However, it is argued minority rights are still protected by other institutions and mechanisms, such as the law and constitutions, fair elections, a free press and the judicial branch.
Tracy Chapman likens sexual assault to our treatment of the planet. We want to prevent rape, though the 1995 song offers no solutions to saving the earth. It is more of a gloomy and strong alerting to what she feels continues to happen, and will bring the end of all of us.
The final song from the 1976 Hotel California record posits an elegiac tone, dismissive of how modern progress forever harms the natural beauty of the world. Writers Don Henley and Glen Frey link replacing natural surroundings with neon signs and nondescript dwellings to the colonialist zeal of Christian missionaries. It is not an optimistic song, concluding that we have to now sleep in the beds we made, and that we are left with kissing goodbye forever all that once was. The 1970s were a depressing time?
A song reviewed here with a similar theme is Joni Mitchell’s Big Yellow Taxi.
This 1989 song is widely interpreted to be about the M25 motorway (Greater London, England) that during rush hour can be more like a parking lot than a travel route. However, the lyrics draw a larger picture of economic and social decay. This includes the environment (polluted rivers), crime and, perhaps, overspending and debt.
Now, given traffic gridlock, is in fact the road to hell going to take some time to get to?

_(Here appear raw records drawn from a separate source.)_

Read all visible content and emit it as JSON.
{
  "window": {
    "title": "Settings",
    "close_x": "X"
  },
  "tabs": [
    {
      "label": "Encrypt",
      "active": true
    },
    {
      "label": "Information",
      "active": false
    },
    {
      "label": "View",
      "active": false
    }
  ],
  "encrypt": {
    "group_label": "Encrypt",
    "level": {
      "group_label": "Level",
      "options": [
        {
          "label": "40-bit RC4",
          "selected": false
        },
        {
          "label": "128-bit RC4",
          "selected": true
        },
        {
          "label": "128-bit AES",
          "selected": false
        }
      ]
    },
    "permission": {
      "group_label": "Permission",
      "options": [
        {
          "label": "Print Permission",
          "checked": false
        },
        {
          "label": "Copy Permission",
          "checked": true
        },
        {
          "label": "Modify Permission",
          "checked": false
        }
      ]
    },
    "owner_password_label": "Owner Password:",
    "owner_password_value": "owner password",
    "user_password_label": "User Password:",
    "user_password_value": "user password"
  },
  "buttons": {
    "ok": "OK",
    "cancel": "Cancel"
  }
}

Michael Jackson was well known for his concern about environmental issues. Sure, some of the lyrics in this 1995 song are silly, such as asking if we’ve lost the trust of elephants. And the environmental message is also mixed up with an anti-war sentiment and some religious references. Yet while the song was not universally praised for its composition, arrangement and performance, still, this was Michael Jackson, the King of Pop, telling us to get it together for the benefit of the seas, the animals, forests… everything under the sun!